[GOAL OF THE EXERCISE]
Every line in the records below that holds the word "Message" is to be copied.

[RECORDS]
-.-.-

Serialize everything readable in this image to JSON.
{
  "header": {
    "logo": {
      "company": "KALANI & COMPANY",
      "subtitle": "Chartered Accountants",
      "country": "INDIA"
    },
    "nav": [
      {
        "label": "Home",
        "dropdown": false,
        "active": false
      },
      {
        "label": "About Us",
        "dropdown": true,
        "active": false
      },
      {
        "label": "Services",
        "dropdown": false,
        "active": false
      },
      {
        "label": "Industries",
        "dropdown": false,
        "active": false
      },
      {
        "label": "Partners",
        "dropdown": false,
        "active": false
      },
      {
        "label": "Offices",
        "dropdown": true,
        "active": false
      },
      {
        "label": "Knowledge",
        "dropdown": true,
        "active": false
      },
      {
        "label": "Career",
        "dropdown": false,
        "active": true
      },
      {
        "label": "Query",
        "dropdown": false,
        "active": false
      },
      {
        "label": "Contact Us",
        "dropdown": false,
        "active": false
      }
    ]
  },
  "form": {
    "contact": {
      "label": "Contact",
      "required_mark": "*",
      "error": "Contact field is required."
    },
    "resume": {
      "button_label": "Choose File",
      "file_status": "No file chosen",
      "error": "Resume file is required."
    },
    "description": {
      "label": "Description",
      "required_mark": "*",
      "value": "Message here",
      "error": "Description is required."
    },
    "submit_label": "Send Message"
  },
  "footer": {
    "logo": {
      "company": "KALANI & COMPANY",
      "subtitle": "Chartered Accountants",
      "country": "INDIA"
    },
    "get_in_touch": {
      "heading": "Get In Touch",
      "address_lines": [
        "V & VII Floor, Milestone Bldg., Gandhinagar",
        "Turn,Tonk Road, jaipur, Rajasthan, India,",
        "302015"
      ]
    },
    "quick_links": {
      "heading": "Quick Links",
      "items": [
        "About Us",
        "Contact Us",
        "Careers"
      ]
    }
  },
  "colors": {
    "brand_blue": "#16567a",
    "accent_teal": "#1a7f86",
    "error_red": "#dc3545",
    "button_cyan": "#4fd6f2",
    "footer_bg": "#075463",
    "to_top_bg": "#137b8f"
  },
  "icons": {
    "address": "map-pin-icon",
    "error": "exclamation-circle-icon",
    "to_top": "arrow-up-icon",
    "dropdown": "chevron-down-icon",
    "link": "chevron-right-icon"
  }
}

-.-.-

[RESULT BELOW]
      "value": "Message here",
    "submit_label": "Send Message"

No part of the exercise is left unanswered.